## Work item
Copy the data exactly. No line may be skipped.

## Data in this exercise
▽

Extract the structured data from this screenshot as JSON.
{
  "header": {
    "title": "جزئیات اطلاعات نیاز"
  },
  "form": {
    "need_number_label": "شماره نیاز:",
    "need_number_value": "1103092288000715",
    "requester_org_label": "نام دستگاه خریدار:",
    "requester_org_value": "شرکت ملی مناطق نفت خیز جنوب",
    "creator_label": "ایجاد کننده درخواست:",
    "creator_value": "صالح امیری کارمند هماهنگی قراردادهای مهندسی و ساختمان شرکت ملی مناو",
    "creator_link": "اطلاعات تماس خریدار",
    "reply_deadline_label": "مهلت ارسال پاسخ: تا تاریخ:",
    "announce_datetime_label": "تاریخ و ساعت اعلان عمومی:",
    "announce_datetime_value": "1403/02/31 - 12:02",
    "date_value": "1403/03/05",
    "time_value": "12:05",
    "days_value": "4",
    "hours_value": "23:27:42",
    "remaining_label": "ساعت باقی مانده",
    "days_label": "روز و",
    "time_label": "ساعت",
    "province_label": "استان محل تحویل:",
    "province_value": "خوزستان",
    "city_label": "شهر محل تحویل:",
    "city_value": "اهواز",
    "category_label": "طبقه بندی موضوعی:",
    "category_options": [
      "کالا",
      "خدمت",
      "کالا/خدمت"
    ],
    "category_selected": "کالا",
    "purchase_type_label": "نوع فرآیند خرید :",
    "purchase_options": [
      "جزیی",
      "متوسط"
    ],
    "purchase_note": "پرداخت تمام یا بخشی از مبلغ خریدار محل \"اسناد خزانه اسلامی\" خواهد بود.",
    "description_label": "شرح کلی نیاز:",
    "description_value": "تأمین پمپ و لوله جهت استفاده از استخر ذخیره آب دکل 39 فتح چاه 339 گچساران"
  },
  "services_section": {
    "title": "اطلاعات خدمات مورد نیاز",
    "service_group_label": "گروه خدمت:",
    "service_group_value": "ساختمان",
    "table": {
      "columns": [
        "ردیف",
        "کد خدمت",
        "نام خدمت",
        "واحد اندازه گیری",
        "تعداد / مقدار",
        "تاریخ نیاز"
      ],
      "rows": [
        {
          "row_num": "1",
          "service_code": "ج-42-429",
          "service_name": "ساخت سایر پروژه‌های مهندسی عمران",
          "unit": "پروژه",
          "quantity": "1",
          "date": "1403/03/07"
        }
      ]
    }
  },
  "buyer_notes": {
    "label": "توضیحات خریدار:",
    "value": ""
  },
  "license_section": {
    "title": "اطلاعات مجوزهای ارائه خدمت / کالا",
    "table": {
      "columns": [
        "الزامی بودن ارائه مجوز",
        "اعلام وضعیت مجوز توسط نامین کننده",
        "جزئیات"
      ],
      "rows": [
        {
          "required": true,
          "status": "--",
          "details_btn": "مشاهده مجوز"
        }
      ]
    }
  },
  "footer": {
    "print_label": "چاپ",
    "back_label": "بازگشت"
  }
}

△

## Output for this exercise
Extract the structured data from this screenshot as JSON.
{
  "header": {
    "title": "جزئیات اطلاعات نیاز"
  },
  "form": {
    "need_number_label": "شماره نیاز:",
    "need_number_value": "1103092288000715",
    "requester_org_label": "نام دستگاه خریدار:",
    "requester_org_value": "شرکت ملی مناطق نفت خیز جنوب",
    "creator_label": "ایجاد کننده درخواست:",
    "creator_value": "صالح امیری کارمند هماهنگی قراردادهای مهندسی و ساختمان شرکت ملی مناو",
    "creator_link": "اطلاعات تماس خریدار",
    "reply_deadline_label": "مهلت ارسال پاسخ: تا تاریخ:",
    "announce_datetime_label": "تاریخ و ساعت اعلان عمومی:",
    "announce_datetime_value": "1403/02/31 - 12:02",
    "date_value": "1403/03/05",
    "time_value": "12:05",
    "days_value": "4",
    "hours_value": "23:27:42",
    "remaining_label": "ساعت باقی مانده",
    "days_label": "روز و",
    "time_label": "ساعت",
    "province_label": "استان محل تحویل:",
    "province_value": "خوزستان",
    "city_label": "شهر محل تحویل:",
    "city_value": "اهواز",
    "category_label": "طبقه بندی موضوعی:",
    "category_options": [
      "کالا",
      "خدمت",
      "کالا/خدمت"
    ],
    "category_selected": "کالا",
    "purchase_type_label": "نوع فرآیند خرید :",
    "purchase_options": [
      "جزیی",
      "متوسط"
    ],
    "purchase_note": "پرداخت تمام یا بخشی از مبلغ خریدار محل \"اسناد خزانه اسلامی\" خواهد بود.",
    "description_label": "شرح کلی نیاز:",
    "description_value": "تأمین پمپ و لوله جهت استفاده از استخر ذخیره آب دکل 39 فتح چاه 339 گچساران"
  },
  "services_section": {
    "title": "اطلاعات خدمات مورد نیاز",
    "service_group_label": "گروه خدمت:",
    "service_group_value": "ساختمان",
    "table": {
      "columns": [
        "ردیف",
        "کد خدمت",
        "نام خدمت",
        "واحد اندازه گیری",
        "تعداد / مقدار",
        "تاریخ نیاز"
      ],
      "rows": [
        {
          "row_num": "1",
          "service_code": "ج-42-429",
          "service_name": "ساخت سایر پروژه‌های مهندسی عمران",
          "unit": "پروژه",
          "quantity": "1",
          "date": "1403/03/07"
        }
      ]
    }
  },
  "buyer_notes": {
    "label": "توضیحات خریدار:",
    "value": ""
  },
  "license_section": {
    "title": "اطلاعات مجوزهای ارائه خدمت / کالا",
    "table": {
      "columns": [
        "الزامی بودن ارائه مجوز",
        "اعلام وضعیت مجوز توسط نامین کننده",
        "جزئیات"
      ],
      "rows": [
        {
          "required": true,
          "status": "--",
          "details_btn": "مشاهده مجوز"
        }
      ]
    }
  },
  "footer": {
    "print_label": "چاپ",
    "back_label": "بازگشت"
  }
}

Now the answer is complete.